As for the regular term for calling a general meeting, under paragraph 3 of Article 172 of the CA, in any public company, a notice to convene an AGM shall be given to each shareholder no later than thirty days prior to the scheduled meeting date. In the event that a public company intends to convene an EGM, a notice shall be given to each shareholder no later than fifteen days prior to the scheduled meeting date. Furthermore, Article 172, paragraph 4 of the CA states that causes or subjects of a general meeting to be convened shall be indicated in the individual notice to be given to shareholders.

9.2.2 Shareholders’ Proposal Right

Given the concept of director primacy illustrated by Article 202, the agenda in general meetings is normally set by the board of directors.Footnote 60 However, in 2005 and 2018, Article 172-1 was added and amended to the CA, giving shareholders the right to add proposals to the agenda of an AGM.

Under Article 172-1 of the CA, eligibility to add shareholder proposals – that is, the ownership requirement – is limited to shareholders ‘holding one percent (1%) or more of the total number of outstanding shares of a company’. This provision has been interpreted to include cases of both shareholding by a single shareholder and joint shareholding by multiple shareholders.Footnote 61 Although Taiwan’s legislation gives shareholders the right to add proposals in AGMs, this right is limited, as only one matter – which must be described in 300 words or less – is permitted in each single shareholder proposal.Footnote 62 These procedural requirements are significant. While the Taiwanese government has transplanted the shareholders’ proposal right from the United States, it realizes that this right encourages shareholder activism, and has prudently hedged it around with requirements that tend to blunt its effect.Footnote 63

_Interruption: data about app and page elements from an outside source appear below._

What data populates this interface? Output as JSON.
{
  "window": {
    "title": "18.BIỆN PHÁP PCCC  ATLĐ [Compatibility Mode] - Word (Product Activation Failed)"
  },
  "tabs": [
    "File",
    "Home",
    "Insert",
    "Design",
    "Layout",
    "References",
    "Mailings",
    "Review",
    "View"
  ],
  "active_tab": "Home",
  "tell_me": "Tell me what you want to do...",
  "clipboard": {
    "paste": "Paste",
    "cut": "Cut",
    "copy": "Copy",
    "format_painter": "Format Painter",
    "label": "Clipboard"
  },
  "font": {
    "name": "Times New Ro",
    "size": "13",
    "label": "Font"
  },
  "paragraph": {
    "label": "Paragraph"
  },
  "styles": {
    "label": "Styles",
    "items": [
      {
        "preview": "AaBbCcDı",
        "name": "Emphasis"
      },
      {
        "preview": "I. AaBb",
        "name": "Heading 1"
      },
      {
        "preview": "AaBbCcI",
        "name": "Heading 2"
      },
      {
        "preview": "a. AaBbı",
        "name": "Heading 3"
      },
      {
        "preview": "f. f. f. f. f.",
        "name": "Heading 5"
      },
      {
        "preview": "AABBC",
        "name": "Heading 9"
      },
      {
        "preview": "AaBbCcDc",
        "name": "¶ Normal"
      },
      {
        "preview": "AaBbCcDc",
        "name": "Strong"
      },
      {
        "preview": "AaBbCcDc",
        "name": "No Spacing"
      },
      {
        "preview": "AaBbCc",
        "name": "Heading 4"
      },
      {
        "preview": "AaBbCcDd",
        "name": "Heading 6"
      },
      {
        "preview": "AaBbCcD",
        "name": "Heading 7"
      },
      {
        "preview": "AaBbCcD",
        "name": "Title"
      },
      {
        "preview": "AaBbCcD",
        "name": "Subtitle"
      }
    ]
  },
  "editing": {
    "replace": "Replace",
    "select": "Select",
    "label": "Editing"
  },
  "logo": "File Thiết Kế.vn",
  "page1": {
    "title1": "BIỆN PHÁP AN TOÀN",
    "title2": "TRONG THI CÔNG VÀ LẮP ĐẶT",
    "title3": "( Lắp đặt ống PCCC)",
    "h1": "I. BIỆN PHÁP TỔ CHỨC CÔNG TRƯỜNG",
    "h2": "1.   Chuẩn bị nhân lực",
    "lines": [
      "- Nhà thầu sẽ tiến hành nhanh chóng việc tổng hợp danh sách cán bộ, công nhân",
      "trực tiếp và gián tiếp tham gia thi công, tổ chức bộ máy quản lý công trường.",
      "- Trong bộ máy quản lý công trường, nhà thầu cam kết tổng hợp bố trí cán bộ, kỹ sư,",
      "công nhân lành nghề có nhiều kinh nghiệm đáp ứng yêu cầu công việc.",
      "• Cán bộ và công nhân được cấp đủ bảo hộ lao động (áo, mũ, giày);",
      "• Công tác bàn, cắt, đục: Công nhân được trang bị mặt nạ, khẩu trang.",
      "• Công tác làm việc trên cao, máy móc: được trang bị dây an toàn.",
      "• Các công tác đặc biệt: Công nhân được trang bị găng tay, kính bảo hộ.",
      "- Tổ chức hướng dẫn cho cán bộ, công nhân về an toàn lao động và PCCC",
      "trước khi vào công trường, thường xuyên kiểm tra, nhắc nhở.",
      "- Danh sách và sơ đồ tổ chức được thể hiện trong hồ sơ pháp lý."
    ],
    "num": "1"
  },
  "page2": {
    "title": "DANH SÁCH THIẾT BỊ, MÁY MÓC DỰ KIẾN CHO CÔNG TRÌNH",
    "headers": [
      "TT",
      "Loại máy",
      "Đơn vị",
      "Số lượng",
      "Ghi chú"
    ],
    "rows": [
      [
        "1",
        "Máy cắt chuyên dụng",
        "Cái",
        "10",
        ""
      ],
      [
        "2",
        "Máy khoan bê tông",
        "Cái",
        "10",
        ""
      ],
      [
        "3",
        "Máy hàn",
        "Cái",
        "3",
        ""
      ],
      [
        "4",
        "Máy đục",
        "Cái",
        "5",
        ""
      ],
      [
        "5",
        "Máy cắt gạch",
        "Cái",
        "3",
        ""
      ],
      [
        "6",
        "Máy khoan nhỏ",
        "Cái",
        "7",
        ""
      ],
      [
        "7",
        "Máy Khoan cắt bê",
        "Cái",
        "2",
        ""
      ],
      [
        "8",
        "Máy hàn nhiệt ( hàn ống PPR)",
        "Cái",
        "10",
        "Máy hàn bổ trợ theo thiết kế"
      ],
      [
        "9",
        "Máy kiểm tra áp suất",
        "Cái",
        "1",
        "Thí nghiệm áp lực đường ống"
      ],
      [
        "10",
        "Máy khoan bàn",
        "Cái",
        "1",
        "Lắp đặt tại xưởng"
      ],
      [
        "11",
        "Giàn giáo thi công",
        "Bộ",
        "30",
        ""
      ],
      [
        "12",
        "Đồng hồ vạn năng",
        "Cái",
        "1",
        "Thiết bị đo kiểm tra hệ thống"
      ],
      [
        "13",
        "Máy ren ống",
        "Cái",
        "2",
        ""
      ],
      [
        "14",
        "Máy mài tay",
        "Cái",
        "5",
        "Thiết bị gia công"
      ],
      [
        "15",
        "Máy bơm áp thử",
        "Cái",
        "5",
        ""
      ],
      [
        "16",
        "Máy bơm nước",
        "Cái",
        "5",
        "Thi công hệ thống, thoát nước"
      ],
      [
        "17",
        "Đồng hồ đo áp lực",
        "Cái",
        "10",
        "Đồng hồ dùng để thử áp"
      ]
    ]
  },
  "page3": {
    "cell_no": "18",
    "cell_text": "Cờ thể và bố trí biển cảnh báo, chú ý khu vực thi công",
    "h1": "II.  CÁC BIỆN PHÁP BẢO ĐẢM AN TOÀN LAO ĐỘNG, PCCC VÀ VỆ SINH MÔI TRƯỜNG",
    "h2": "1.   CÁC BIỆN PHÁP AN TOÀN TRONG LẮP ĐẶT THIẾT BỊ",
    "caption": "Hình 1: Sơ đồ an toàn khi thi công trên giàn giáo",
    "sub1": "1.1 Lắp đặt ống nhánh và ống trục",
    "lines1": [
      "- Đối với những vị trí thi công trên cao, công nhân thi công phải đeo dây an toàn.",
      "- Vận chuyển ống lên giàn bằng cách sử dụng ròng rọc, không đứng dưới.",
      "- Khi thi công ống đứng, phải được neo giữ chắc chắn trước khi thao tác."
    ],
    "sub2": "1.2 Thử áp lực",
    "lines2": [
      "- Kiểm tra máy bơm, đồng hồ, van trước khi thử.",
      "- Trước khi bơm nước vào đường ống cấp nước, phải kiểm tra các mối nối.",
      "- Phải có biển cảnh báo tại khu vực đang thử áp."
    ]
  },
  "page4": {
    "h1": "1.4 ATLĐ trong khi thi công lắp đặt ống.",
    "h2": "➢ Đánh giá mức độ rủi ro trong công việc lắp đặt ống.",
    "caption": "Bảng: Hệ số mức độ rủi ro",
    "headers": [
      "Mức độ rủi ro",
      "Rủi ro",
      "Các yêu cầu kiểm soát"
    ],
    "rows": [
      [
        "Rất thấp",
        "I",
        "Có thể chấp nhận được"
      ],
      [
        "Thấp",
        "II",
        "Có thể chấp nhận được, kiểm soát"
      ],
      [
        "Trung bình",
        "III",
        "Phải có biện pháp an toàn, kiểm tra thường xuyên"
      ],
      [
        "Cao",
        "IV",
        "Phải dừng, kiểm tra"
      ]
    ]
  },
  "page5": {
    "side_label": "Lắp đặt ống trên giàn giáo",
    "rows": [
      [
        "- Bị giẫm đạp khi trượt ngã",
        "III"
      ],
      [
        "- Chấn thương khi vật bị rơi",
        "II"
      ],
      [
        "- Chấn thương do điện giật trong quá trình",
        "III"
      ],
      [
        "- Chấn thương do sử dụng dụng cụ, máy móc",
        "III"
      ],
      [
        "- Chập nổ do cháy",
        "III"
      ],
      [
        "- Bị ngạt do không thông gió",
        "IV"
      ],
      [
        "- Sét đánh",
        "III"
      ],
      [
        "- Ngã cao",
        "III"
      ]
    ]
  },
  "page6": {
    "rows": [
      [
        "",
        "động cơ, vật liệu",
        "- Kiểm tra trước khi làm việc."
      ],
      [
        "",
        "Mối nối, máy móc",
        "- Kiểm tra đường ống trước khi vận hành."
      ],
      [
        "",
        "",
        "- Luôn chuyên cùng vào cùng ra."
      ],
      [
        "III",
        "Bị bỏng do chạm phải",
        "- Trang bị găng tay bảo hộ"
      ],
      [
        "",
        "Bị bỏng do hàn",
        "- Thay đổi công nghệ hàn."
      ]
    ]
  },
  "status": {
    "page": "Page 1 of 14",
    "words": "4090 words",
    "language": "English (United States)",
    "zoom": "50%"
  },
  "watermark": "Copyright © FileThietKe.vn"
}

Significantly, the 2018 amendment to Article 172-1 of the CA pr